DEPARTING coach Kristian Woolf is confident the Newcastle Knights have enough ability to bounce back from this season's disappointment and transform into finals contenders.
Woolf took the helm of Newcastle for their last two games of 2019, after Nathan Brown's abrupt exit, and steered them to a 38-4 win against Gold Coast and 54-10 hiding from Penrith.
That left the Knights 11th on the ladder after losing eight of their final 10 games, a far cry from when they were sitting fifth at the halfway point in their campaign.
Woolf, who has accepted a two-year deal as head coach of Super League heavyweights St Helens, was optimistic about Newcastle's prospects under rookie mentor Adam O'Brien.

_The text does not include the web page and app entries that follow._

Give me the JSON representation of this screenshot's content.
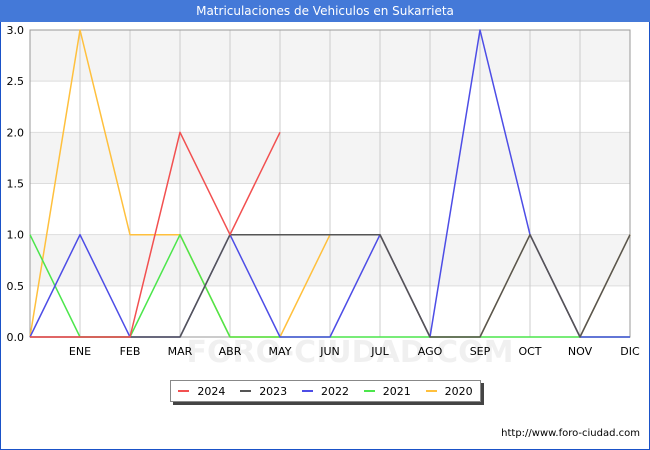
{
  "header": {
    "title": "Matriculaciones de Vehiculos en Sukarrieta"
  },
  "footer": {
    "url": "http://www.foro-ciudad.com"
  },
  "watermark": "FORO-CIUDAD.COM",
  "chart_data": {
    "type": "line",
    "title": "Matriculaciones de Vehiculos en Sukarrieta",
    "xlabel": "",
    "ylabel": "",
    "categories": [
      "",
      "ENE",
      "FEB",
      "MAR",
      "ABR",
      "MAY",
      "JUN",
      "JUL",
      "AGO",
      "SEP",
      "OCT",
      "NOV",
      "DIC"
    ],
    "ylim": [
      0,
      3
    ],
    "yticks": [
      "0.0",
      "0.5",
      "1.0",
      "1.5",
      "2.0",
      "2.5",
      "3.0"
    ],
    "grid": true,
    "legend_position": "bottom",
    "series": [
      {
        "name": "2024",
        "color": "#f25050",
        "values": [
          0,
          0,
          0,
          2,
          1,
          2,
          null,
          null,
          null,
          null,
          null,
          null,
          null
        ]
      },
      {
        "name": "2023",
        "color": "#555555",
        "values": [
          0,
          0,
          0,
          0,
          1,
          1,
          1,
          1,
          0,
          0,
          1,
          0,
          1
        ]
      },
      {
        "name": "2022",
        "color": "#4d4de6",
        "values": [
          0,
          1,
          0,
          0,
          1,
          0,
          0,
          1,
          0,
          3,
          1,
          0,
          0
        ]
      },
      {
        "name": "2021",
        "color": "#4ce64c",
        "values": [
          1,
          0,
          0,
          1,
          0,
          0,
          0,
          0,
          0,
          0,
          0,
          0,
          0
        ]
      },
      {
        "name": "2020",
        "color": "#ffc03d",
        "values": [
          0,
          3,
          1,
          1,
          0,
          0,
          1,
          1,
          0,
          0,
          1,
          0,
          1
        ]
      }
    ]
  }
}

"I think there's definitely the squad there," Woolf said.
"But there's been a lot go on this year, and as I said after the game last week, when there's disruption, it doesn't allow players to play their best footy.
"I'm sure that with a new coach coming in there'll be less disruption and I've got no doubt there is a squad there to play finals footy.
"I certainly hope they do."
Having spent almost two decades serving an apprenticeship as a lower-grade and assistant coach, Woolf reflected on his brief stint in Newcastle's hot seat as a beneficial experience.
"You learn a lot of things, even if it's hard to point them out," he said. "It was under different circumstances, and it was very brief.
"A lot of it wasn't about football. It was about the situation at hand and dealing with individuals.
"It wasn't a circumstance that any of us wanted, and it's probably not one where you look back and think it was a positive situation.
"But there was plenty to learn for everyone as individuals and as a club."
The man who coached Tonga to the semi-finals of the 2017 World Cup said his young family were excited about the prospect of living in the north of England.
"I'll go to England with a real open mind, to be honest," he said.
"It's something that I've always wanted to do, and it's a club that has a history of success.
"I'm not going over there thinking this will only be for a short period of time. I'm going to throw myself into it and see what happens."
He has already been doing his homework on St Helens, who finished this season as runaway minor premiers after winning 25 of their 28 games.
"I've always kept a bit of an interest in it, and obviously I've taken a closer interest in recent weeks and watched plenty of St Helens games to know exactly who the players are and what they're capable of," he said.
"They're a really good squad obviously and they have a style of footy that works for them."